[2] The following SIs in relation to financial services have been published so far: The EEA Passport Rights (Amendment, etc., and Transitional Provisions) (EU Exit) Regulations 2018 (Draft), The Central Counterparties (Amendment, etc., and Transitional Provision) (EU Exit) Regulations 2018, The Financial Regulators’ Powers (Technical Standards etc.) (Amendment etc.) (EU Exit) Regulations 2018, The Consumer Credit (Amendment) (EU Exit) Regulations 2018, The European Union (Definition of Treaties Orders) (Revocation) (EU Exit) Regulations 2018, Draft Deposit Guarantee Scheme and Miscellaneous Provisions (Amendment) (EU Exit) Regulations 2018, The Short Selling (Amendment) (EU Exit) Regulations 2018, The Building Societies Legislation (Amendment) (EU Exit) Regulations 2018 and The Friendly Societies (Amendment) (EU Exit) Regulations 2018, The EEA Passport Rights (Amendment, etc., and Transitional Provisions) (EU Exit) Regulations 2018 (Draft), The Central Counterparties (Amendment, etc., and Transitional Provision) (EU Exit) Regulations 2018, The Financial Regulators’ Powers (Technical Standards etc.) (Amendment etc.) (EU Exit) Regulations 2018, The Consumer Credit (Amendment) (EU Exit) Regulations 2018, The European Union (Definition of Treaties Orders) (Revocation) (EU Exit) Regulations 2018, Draft Deposit Guarantee Scheme and Miscellaneous Provisions (Amendment) (EU Exit) Regulations 2018, The Short Selling (Amendment) (EU Exit) Regulations 2018, The Building Societies Legislation (Amendment) (EU Exit) Regulations 2018 and The Friendly Societies (Amendment) (EU Exit) Regulations 2018.

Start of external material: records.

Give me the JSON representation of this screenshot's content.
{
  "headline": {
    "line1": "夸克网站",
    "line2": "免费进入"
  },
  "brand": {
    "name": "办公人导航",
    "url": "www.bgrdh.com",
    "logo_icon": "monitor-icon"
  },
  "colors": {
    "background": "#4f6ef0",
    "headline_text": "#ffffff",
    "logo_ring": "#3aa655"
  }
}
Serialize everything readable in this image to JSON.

[3] HM Government has announced that it will published SIs dealing with: Trade Repositories, Data Reporting Service Providers, Systems currently dealt with under the Settlement Finality Directive and depositaries for authorised funds.

[4] Directive 2015/2366 (EU) on payment services in the internal market; Directive 2009/110 (EU) on the taking up, pursuit and prudential supervision of the business of electronic money institutions

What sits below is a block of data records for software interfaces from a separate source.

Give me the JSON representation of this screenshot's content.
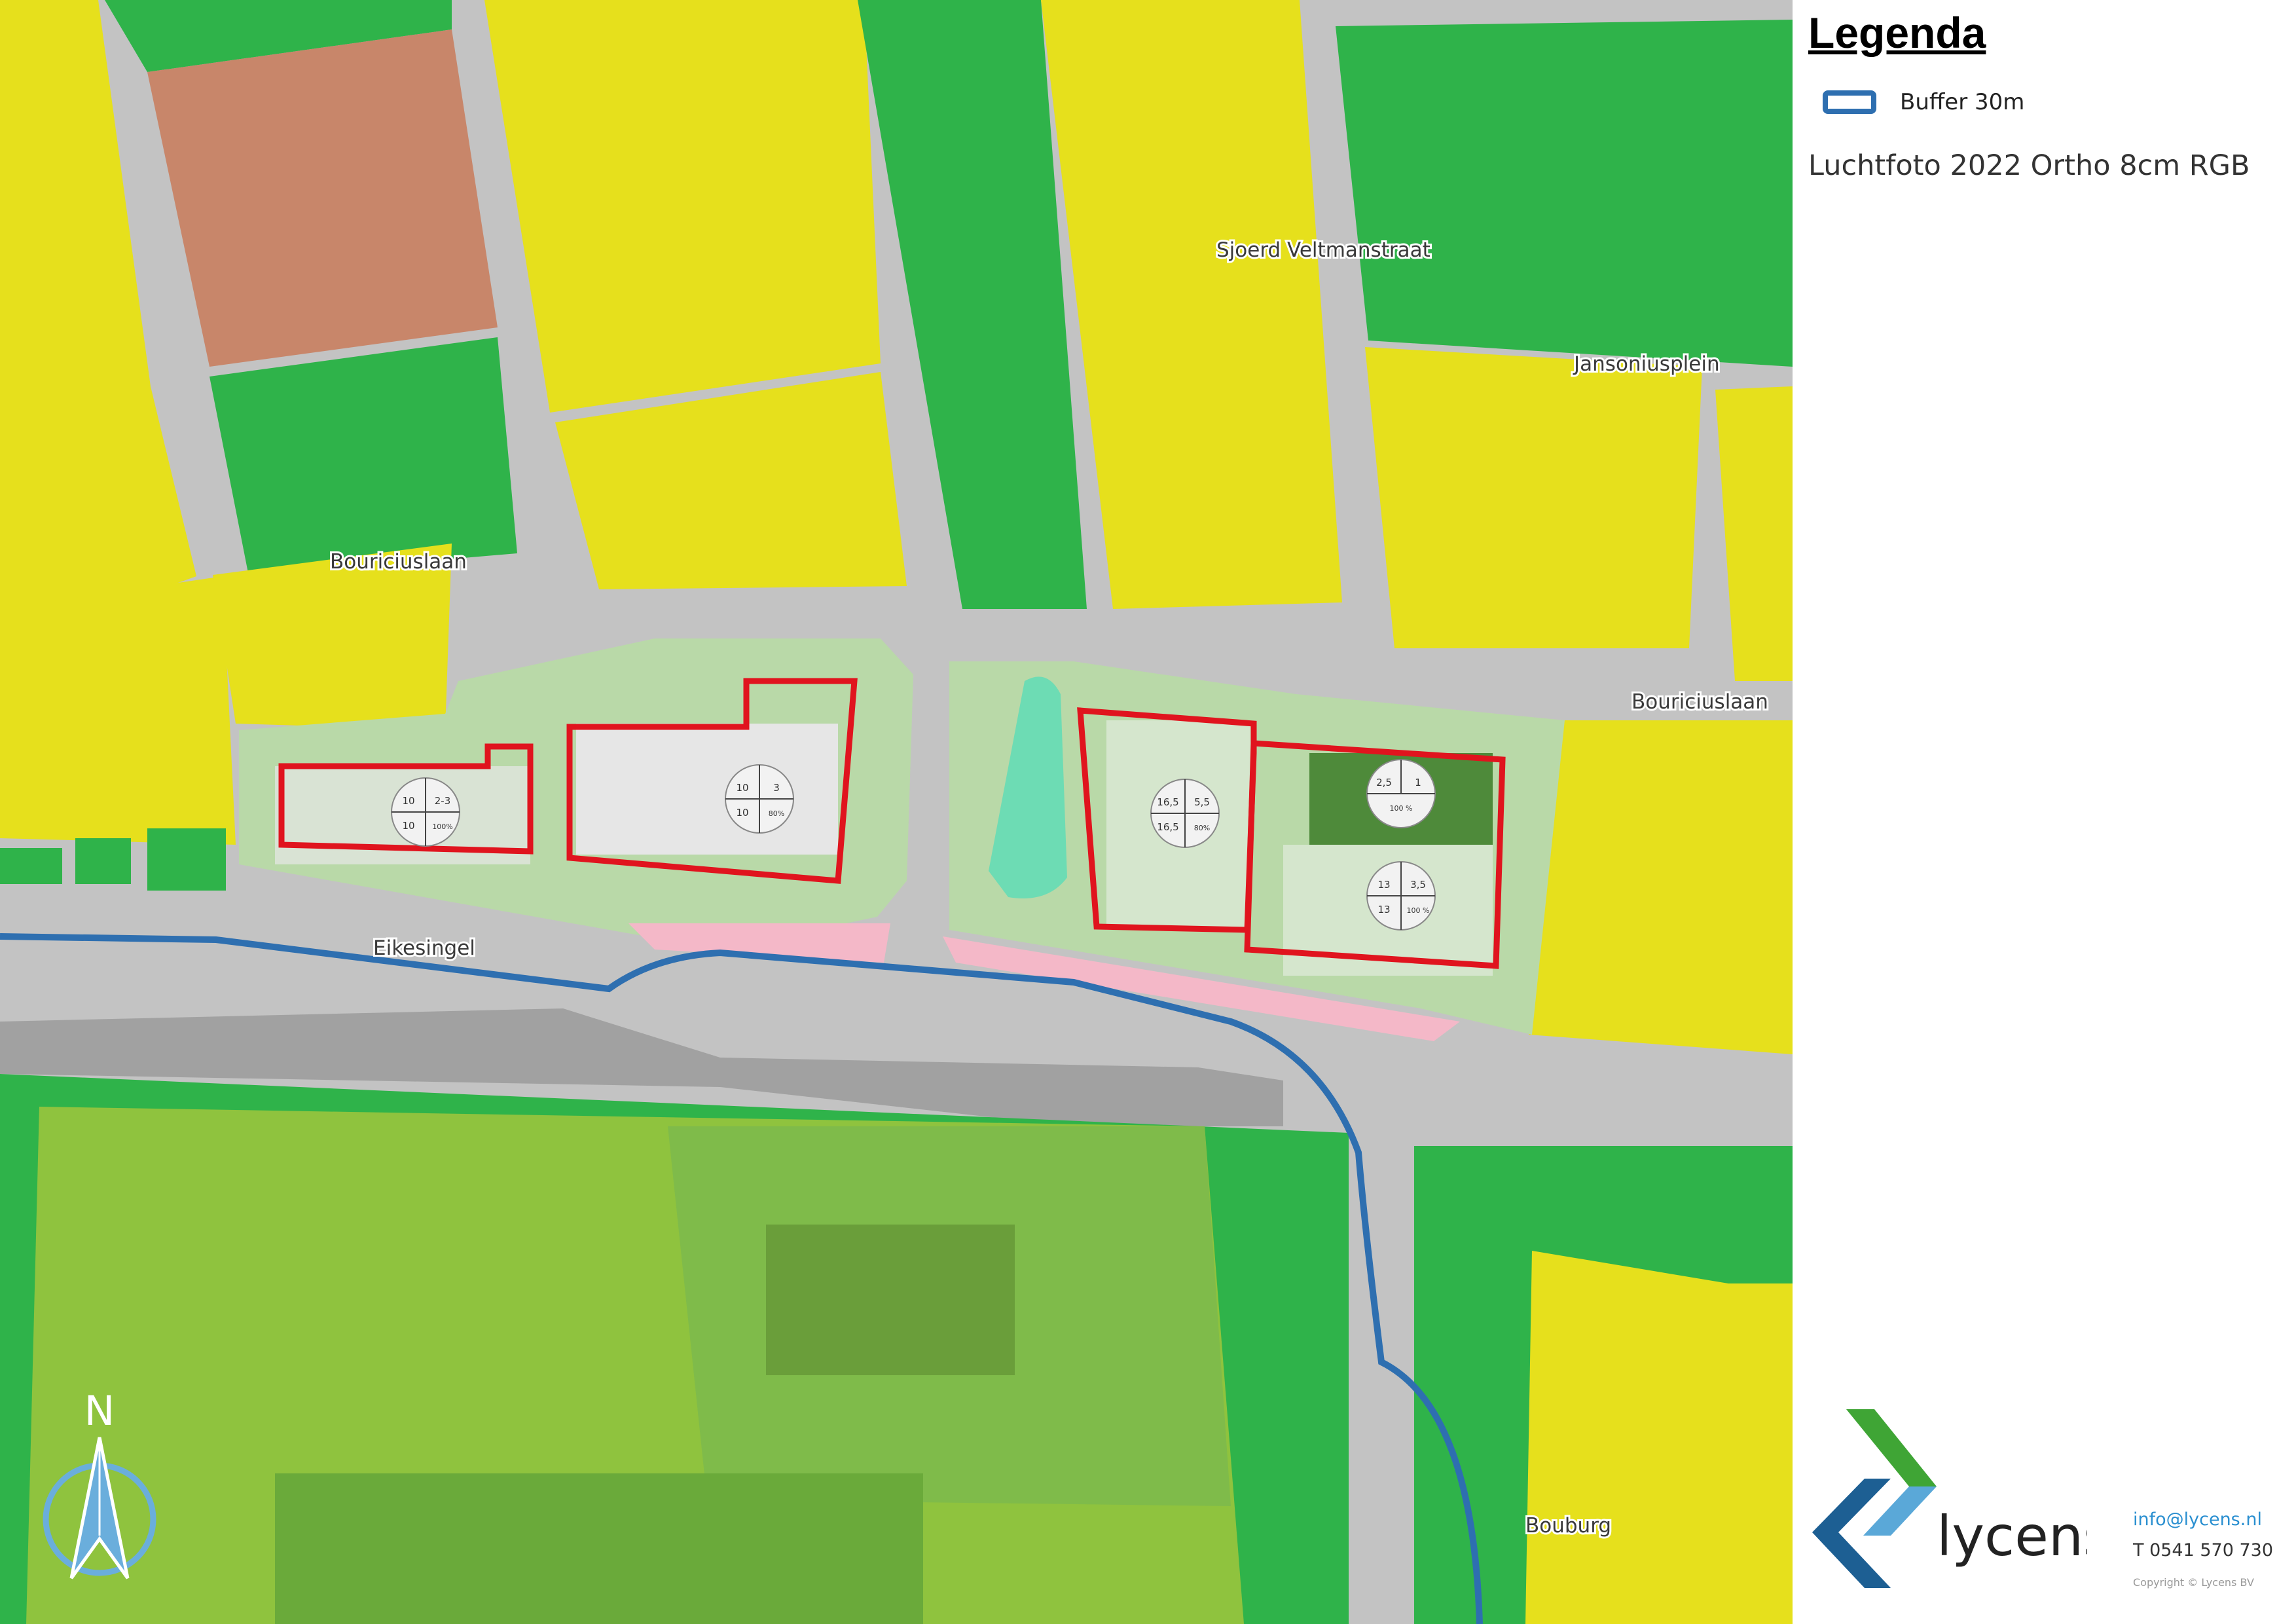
{
  "legend": {
    "title": "Legenda",
    "items": [
      {
        "label": "Buffer 30m",
        "swatch_color": "#2e6fb0"
      }
    ],
    "basemap": "Luchtfoto 2022 Ortho 8cm RGB"
  },
  "map": {
    "colors": {
      "residential": "#e6e01c",
      "green": "#2fb34a",
      "green_light": "#78c96a",
      "sport": "#8fc33e",
      "roads": "#c3c3c3",
      "school": "#c8866a",
      "buffer": "#2e6fb0",
      "plan_outline": "#e0141e",
      "plan_ground": "#b9d9a8",
      "pond": "#6ddcb4",
      "sidewalk": "#f4b8c8"
    },
    "street_labels": {
      "sjoerd_veltmanstraat": "Sjoerd Veltmanstraat",
      "jansoniusplein": "Jansoniusplein",
      "bouriciuslaan_west": "Bouriciuslaan",
      "bouriciuslaan_east": "Bouriciuslaan",
      "eikesingel": "Eikesingel",
      "bouburg": "Bouburg"
    },
    "north_label": "N",
    "plots": [
      {
        "tl": "10",
        "tr": "2-3",
        "bl": "10",
        "br": "100%"
      },
      {
        "tl": "10",
        "tr": "3",
        "bl": "10",
        "br": "80%"
      },
      {
        "tl": "16,5",
        "tr": "5,5",
        "bl": "16,5",
        "br": "80%"
      },
      {
        "tl": "2,5",
        "tr": "1",
        "bl": "",
        "br": "100 %"
      },
      {
        "tl": "13",
        "tr": "3,5",
        "bl": "13",
        "br": "100 %"
      }
    ]
  },
  "branding": {
    "name": "lycens",
    "email": "info@lycens.nl",
    "phone": "T 0541 570 730",
    "copyright": "Copyright © Lycens BV",
    "colors": {
      "green": "#3fa535",
      "blue": "#1d5f93",
      "light_blue": "#5aa8d8"
    }
  }
}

[5] Regulation 260/2012 establishing technical and business requirements for credit transfer and direct debits in euro

[6] EEA Passport Rights (Amendment, etc., and Transitional Provisions) (EU Exit) Regulations 2018